November 17, 2022, Mothers for Peace, Friends of the Earth, Environmental Working Group, and Committee to Bridge the Gap sent a letter to the U.S. Nuclear Regulatory Commission (NRC) objecting to Pacific Gas and Electric Company’s (PG&E) request to the NRC to unlawfully resurrect a dead license renewal application rather than file a new application to keep Diablo Canyon operating past 2025.
Per the letter, accommodating PG&E in its never-ending chess game to keep the old, toxic nuclear power plant up and running would “undermine aspects of the license renewal review that are crucial for safety and would hamstring effective public involvement by the many groups and citizens concerned about extending the life of the Diablo Canyon units.”
Diane Curran, San Luis Obispo Mothers for Peace Attorney, said the NRC should not reverse decisions it made years ago that concerns government review of PG&E’s 2009 application: “Having approved the complete withdrawal of PG&E’s license renewal application in 2018, the NRC must abide by its decision and require PG&E to submit a new license renewal application that is current and complete.” She continued, “Given the catastrophic public health, economic and environmental impacts that could result from a radiological accident at these earthquake-vulnerable reactors, it would be irresponsible for the NRC to go forward with a review of PG&E’s now grossly-outdated license renewal application.”
While SB 846, passed by the California State Legislature in September, provides PG&E with economic incentives to go back to the NRC for a five-year extension of Diablo Canyon’s license, neither SB 846 nor any NRC decision provides PG&E with legal grounds for seeking to reopen the license renewal proceeding that it abandoned in 2016. PG&E should be required to develop updated and complete information regarding the condition of the plant before its operating license can be renewed.

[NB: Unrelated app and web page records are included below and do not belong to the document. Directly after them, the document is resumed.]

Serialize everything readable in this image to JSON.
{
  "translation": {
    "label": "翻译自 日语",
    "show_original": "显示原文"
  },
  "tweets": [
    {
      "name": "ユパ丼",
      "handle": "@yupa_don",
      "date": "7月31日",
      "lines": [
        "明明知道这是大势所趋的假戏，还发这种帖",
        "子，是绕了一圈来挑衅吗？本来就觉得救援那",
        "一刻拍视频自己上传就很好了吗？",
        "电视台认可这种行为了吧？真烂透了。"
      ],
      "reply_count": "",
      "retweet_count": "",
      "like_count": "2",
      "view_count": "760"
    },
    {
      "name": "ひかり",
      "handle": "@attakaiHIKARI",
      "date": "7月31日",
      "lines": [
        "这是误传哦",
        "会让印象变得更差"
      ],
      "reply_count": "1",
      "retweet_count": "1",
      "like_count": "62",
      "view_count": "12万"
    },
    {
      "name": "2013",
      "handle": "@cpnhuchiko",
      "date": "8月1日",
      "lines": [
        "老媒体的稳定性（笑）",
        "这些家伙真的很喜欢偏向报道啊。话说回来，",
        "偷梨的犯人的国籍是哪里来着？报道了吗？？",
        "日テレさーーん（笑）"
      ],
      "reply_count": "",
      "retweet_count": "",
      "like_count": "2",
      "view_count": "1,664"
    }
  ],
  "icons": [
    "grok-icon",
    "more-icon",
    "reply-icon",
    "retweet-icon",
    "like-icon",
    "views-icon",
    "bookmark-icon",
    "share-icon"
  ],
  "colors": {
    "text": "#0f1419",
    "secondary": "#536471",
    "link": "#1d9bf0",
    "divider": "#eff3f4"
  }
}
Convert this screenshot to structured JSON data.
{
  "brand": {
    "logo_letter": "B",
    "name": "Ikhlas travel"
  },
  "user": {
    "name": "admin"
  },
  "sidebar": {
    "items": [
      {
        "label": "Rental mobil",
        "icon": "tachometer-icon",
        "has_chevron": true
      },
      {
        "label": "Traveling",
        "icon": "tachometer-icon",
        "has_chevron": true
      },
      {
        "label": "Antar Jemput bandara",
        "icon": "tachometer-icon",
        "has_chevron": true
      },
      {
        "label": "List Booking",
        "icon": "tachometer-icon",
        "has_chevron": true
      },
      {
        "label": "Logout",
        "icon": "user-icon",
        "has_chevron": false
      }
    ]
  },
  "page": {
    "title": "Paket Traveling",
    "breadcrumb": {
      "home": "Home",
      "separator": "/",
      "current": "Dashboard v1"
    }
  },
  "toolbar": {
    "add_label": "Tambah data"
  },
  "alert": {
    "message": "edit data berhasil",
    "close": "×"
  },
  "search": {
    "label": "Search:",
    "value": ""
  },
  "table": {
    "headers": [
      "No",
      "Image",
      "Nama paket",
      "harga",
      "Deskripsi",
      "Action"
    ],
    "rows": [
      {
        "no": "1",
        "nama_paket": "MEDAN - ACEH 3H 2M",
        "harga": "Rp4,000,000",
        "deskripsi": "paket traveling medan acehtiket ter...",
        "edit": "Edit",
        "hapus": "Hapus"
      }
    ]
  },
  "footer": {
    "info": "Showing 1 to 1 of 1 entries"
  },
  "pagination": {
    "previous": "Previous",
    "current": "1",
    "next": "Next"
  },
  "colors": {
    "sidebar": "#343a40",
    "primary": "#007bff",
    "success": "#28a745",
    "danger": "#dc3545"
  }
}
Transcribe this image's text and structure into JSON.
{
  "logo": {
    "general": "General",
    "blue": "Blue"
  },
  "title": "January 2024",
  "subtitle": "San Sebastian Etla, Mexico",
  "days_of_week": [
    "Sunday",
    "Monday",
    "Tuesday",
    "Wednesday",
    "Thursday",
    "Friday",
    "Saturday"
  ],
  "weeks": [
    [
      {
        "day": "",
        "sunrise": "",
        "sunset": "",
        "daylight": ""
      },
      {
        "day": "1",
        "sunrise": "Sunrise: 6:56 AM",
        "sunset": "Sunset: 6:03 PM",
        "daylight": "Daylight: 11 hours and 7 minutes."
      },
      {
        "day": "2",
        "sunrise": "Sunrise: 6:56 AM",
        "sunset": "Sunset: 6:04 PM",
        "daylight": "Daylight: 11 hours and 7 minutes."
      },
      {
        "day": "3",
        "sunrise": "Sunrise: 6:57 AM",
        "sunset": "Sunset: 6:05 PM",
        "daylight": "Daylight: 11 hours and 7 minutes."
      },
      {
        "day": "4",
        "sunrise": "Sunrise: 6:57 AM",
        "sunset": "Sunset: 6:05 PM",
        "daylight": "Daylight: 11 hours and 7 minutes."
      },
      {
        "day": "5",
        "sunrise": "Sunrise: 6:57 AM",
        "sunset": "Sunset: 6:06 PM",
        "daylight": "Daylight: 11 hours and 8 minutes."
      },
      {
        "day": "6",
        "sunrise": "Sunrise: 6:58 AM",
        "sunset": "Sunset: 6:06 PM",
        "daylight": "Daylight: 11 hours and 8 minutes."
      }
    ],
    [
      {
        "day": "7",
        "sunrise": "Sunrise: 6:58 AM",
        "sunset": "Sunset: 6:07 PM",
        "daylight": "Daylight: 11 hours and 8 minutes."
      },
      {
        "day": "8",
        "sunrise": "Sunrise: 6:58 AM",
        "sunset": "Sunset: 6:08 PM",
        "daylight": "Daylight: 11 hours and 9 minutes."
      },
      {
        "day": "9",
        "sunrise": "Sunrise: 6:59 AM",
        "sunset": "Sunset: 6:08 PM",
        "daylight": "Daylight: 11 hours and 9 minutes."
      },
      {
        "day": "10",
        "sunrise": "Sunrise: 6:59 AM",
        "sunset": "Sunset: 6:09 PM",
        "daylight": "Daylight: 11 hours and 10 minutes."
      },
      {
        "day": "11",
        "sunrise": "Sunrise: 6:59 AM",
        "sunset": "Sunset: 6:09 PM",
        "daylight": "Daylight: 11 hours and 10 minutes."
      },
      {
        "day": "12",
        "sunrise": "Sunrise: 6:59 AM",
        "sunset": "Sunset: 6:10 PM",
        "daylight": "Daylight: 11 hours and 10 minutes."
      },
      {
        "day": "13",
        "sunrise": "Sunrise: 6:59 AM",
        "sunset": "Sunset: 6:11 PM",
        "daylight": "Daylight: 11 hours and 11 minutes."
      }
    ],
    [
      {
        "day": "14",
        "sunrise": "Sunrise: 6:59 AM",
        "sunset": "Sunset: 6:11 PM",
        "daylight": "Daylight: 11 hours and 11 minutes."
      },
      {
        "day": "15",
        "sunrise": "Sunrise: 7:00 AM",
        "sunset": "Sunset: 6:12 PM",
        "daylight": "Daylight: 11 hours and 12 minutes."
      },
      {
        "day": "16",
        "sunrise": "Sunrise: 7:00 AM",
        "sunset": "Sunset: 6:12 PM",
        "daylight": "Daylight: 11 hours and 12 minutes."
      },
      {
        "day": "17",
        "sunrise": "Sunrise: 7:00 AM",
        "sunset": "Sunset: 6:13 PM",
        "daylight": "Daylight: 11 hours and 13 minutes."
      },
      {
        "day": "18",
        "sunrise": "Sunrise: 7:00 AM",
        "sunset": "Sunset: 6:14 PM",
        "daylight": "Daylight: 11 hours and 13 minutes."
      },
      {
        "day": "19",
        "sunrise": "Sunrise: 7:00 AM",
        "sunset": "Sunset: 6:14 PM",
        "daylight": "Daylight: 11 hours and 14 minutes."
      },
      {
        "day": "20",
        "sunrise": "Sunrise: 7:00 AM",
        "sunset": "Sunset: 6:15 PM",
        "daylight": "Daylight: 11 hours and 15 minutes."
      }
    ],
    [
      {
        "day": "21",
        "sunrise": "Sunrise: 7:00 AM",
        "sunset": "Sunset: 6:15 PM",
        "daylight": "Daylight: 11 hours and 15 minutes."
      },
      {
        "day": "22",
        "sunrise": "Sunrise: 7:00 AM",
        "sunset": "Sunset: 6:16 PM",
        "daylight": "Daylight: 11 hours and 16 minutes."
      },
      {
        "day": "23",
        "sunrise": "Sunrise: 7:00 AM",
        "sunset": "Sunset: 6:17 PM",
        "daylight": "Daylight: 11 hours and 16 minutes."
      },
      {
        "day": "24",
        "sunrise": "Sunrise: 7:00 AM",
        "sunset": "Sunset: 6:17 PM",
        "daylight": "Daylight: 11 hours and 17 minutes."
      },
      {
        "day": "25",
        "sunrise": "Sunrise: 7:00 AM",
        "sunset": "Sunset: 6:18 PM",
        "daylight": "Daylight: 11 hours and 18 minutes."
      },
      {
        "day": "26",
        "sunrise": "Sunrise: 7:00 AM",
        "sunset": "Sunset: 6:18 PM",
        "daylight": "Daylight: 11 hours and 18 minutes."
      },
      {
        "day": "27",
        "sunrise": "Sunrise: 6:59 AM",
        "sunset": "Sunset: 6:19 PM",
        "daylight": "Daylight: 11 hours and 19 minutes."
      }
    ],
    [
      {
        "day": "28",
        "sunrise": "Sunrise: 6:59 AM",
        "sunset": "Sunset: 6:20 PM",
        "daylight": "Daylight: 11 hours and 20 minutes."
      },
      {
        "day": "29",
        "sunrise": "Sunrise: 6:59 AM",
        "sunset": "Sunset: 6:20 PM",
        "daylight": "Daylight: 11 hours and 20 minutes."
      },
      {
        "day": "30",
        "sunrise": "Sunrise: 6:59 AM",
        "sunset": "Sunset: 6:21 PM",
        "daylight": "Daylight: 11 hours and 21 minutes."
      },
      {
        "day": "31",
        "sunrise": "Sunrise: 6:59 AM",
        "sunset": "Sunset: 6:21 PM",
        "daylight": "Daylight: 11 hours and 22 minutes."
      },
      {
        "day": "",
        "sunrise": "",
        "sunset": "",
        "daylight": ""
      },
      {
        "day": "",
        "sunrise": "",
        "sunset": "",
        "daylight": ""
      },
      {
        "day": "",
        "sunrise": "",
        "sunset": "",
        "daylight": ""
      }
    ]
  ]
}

Importantly, PG&E’s proposal to reopen the original license renewal proceeding would also severely hamper public participation in the license renewal proceeding. As stated by the environmental and civic groups in their letter, involvement of the public in the license renewal decision-making process and “the protection that comes with it” cannot be assured, “unless the renewal process commences in a manner that recognizes that this is in many ways a new application.”
This is especially true since PG&E abandoned safety and environmental upgrades in 2016 when it entered into a settlement agreement with Friends of the Earth and others to close the reactors. Curran noted that PG&E unwittingly built the two reactors very close to the major Hosgri earthquake fault; questions remain about the adequacy of subsequent upgrades that fall short of a complete design overhaul to address earthquake risks. And even though the State of California Legislature voted in SB 846 to subsidize PG&E for re-applying for license renewal, the Legislature signaled its concern about earthquake risks by relying on the NRC to conduct a thorough license renewal review, even going so far as to anticipate that seismic safety upgrades and other improvements ordered by the NRC may make Diablo Canyon too expensive to warrant operation for another five years beyond 2024 and 2025.
“Just because PG&E and politicians in California want this old-age nuclear power plant to continue operating, doesn’t mean it should,” said Bill Allayaud, EWG’s California Director for Government Affairs. “Federal regulators at the NRC should not allow PG&E, which arguably has one of the worst safety records among any electric utility in the country, to short-cut the rules when it comes to a nuclear power plant that sits atop a web of fault lines and everyone agreed should be closed ASAP. Even one of NRC’s own senior safety inspectors urged Diablo Canyon be closed back in 2014 over concerns it could be damaged by an earthquake.”
“PG&E’s about-face seems to abandon our settlement agreement for Diablo’s retirement by 2025, which we have significantly relied on for nearly a decade,” said Hallie Templeton, Legal Director for Friends of the Earth. “We urge the NRC to approach this hazardous decision with the utmost caution. This cannot be achieved through hasty and potentially unlawful action, such as reviving a fully withdrawn and stale relicensing application.”
PG&E has already anticipated its next move if the NRC requires PG&E to submit a new and complete license renewal application: PG&E has asked the NRC to immediately exempt it from the timely renewal requirement for a nuclear plant to submit a license renewal application at least five years before the expiration date. This exemption, too, would be unprecedented and unjustifiable, given that PG&E let six years go by without investing in safety and environmental protections for future operation.
Linda Seeley, Mothers for Peace spokesperson, said, “PG&E acts like a child deserving special treatment when they have shown absolutely no evidence of cooperative behavior on how they will mitigate aging management and environmental risks that may have changed since PG&E abandoned its 2009 license renewal application.” She added, “The NRC must require PG&E to submit a new license renewal application with updated information on the seismic, environmental, and maintenance activities of the Diablo plant.”
The letter to the NRC concludes: “… in the interests of public health and safety, environmental protection, and the lawful, principled fair and open administration of NRC’s procedures and precedents, we ask you to soundly reject PG&E’s set of proposals to either restore the original license renewal proceeding or to grant PG&E a regulatory exemption from the timely renewal regulations.”
Organizations letter to NRC